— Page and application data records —
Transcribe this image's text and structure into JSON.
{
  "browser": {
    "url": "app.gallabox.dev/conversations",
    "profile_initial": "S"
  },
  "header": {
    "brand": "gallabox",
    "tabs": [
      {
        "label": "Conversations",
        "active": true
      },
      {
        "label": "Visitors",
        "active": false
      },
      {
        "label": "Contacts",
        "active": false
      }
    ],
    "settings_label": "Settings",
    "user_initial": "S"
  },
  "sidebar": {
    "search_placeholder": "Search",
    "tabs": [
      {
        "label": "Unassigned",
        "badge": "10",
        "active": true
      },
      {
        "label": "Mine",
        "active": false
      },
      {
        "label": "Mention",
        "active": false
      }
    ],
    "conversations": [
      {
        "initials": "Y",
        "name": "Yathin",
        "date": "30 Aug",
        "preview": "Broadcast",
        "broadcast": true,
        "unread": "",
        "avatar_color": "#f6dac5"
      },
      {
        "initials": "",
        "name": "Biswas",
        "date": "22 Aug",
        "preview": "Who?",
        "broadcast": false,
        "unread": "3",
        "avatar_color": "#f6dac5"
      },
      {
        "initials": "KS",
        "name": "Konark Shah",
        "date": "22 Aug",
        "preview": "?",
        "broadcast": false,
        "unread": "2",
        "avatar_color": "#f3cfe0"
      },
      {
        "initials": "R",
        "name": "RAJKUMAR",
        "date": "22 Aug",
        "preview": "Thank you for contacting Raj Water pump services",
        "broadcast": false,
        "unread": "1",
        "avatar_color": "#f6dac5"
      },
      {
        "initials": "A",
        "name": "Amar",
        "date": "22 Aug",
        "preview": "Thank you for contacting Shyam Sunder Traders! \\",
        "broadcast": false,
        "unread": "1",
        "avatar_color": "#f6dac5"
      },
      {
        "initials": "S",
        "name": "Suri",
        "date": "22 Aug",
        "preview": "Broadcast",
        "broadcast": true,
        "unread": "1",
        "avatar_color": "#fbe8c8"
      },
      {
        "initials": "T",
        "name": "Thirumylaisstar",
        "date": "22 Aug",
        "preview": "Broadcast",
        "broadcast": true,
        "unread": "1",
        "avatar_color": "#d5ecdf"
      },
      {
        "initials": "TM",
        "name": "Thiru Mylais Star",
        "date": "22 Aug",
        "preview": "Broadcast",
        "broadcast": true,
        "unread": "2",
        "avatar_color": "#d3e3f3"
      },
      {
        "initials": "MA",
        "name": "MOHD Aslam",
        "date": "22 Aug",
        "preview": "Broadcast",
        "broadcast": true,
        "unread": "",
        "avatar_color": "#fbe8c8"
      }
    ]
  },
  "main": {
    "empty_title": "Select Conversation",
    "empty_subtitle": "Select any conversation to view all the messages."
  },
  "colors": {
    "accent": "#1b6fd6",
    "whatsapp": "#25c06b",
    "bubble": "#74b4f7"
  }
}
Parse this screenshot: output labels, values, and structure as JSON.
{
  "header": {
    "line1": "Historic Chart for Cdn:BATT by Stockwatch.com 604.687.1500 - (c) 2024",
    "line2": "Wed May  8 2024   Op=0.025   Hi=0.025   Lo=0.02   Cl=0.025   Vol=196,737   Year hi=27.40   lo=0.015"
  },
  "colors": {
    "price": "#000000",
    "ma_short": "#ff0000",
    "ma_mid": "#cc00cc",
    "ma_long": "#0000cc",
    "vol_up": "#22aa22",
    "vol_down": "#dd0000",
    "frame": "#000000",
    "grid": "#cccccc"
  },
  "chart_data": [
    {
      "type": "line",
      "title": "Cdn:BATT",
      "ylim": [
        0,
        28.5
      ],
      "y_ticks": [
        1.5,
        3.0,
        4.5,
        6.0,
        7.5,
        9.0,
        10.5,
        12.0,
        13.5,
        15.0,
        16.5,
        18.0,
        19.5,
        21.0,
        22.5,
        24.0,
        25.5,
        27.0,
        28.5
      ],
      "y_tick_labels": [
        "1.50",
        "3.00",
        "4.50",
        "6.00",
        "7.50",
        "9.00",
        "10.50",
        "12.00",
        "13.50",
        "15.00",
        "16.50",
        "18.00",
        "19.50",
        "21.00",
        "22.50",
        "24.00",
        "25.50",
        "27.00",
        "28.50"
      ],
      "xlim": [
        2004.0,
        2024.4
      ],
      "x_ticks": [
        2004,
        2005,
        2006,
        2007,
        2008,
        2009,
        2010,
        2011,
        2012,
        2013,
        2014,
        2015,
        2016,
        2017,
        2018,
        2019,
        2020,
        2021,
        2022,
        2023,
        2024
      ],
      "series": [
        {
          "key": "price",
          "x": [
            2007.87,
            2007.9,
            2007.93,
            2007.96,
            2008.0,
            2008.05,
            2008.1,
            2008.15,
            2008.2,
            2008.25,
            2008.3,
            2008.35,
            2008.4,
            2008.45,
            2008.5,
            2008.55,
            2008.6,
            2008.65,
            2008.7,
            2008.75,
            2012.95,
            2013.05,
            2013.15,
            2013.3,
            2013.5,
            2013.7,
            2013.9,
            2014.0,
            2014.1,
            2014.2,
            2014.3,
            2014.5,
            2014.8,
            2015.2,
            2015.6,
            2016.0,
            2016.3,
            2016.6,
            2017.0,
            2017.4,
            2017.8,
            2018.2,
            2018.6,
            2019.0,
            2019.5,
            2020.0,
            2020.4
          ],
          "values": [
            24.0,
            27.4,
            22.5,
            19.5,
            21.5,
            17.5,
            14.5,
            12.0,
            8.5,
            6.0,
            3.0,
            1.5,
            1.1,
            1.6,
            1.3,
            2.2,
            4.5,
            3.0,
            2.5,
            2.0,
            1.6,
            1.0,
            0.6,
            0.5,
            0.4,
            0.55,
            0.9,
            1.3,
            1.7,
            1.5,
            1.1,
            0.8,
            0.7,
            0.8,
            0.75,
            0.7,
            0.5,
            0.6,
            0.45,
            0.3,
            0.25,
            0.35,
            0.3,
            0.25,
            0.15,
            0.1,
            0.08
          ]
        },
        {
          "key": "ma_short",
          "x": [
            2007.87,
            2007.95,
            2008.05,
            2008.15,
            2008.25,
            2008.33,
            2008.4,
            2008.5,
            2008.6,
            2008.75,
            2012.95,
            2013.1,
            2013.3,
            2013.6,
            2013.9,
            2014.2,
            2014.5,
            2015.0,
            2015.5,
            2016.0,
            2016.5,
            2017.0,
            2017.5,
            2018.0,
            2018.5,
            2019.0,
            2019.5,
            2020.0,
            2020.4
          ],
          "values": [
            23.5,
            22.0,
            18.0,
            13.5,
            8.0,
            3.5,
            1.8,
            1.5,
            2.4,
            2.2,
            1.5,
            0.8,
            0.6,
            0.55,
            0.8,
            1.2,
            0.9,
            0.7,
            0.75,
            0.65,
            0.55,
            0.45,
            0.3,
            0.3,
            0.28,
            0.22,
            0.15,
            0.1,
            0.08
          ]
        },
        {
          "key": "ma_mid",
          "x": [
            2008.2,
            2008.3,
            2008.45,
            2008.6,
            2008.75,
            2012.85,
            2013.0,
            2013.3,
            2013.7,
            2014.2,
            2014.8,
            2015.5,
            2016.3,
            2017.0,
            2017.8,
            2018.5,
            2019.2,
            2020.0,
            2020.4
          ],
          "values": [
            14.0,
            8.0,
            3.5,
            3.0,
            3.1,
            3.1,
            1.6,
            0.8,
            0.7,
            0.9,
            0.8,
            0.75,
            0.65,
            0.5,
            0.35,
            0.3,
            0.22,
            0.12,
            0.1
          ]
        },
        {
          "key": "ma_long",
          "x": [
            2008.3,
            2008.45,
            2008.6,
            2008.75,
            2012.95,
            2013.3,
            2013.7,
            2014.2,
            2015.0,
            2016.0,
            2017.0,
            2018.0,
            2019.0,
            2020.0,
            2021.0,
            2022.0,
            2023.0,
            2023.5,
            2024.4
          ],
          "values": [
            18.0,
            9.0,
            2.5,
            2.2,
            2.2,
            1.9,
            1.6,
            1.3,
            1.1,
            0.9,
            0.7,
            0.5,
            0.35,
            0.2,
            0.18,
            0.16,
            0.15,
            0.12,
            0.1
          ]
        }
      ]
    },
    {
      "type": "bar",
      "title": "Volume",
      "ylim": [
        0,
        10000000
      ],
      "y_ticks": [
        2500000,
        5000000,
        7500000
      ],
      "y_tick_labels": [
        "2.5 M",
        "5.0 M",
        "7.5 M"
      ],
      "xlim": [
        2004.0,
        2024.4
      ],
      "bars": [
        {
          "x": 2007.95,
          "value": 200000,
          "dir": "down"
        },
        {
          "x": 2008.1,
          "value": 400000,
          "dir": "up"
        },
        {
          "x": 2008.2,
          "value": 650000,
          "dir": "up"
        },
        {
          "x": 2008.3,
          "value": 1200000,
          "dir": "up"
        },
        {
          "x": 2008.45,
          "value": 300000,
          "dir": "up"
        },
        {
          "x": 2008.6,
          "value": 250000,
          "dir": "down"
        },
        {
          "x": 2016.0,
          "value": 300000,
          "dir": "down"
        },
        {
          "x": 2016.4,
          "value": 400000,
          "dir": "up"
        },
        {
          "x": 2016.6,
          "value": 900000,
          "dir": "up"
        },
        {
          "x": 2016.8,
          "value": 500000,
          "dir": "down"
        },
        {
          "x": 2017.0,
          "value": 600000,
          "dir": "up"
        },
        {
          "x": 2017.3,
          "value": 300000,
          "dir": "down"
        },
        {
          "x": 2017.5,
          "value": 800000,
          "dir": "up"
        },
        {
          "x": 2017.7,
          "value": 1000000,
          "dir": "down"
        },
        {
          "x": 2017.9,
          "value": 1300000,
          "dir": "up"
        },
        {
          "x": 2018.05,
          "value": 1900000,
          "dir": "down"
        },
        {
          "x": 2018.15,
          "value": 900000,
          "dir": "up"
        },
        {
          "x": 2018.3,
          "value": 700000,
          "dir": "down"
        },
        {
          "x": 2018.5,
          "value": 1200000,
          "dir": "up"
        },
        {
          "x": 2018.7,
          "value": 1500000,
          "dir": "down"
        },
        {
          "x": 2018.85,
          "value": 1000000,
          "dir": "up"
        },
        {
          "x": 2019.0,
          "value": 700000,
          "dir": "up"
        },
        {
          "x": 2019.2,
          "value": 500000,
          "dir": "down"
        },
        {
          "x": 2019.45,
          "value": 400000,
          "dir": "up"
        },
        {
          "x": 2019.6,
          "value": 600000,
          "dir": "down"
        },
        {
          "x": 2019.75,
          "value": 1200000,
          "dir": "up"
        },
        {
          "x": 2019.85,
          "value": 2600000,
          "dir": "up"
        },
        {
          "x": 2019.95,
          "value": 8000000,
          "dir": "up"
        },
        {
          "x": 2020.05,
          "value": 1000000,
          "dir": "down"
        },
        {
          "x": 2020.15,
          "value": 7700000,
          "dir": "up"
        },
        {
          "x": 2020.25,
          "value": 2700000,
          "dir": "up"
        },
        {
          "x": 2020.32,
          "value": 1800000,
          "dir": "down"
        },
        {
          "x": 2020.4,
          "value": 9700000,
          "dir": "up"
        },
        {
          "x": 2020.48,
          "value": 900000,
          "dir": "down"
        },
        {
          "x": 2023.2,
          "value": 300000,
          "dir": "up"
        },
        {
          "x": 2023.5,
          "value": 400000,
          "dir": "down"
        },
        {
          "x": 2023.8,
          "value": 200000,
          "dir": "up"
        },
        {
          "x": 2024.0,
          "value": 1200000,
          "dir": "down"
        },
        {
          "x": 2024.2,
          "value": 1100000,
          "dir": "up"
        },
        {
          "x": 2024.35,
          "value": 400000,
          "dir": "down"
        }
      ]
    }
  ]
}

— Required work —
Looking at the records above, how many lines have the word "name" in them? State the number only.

— Exercise output —
9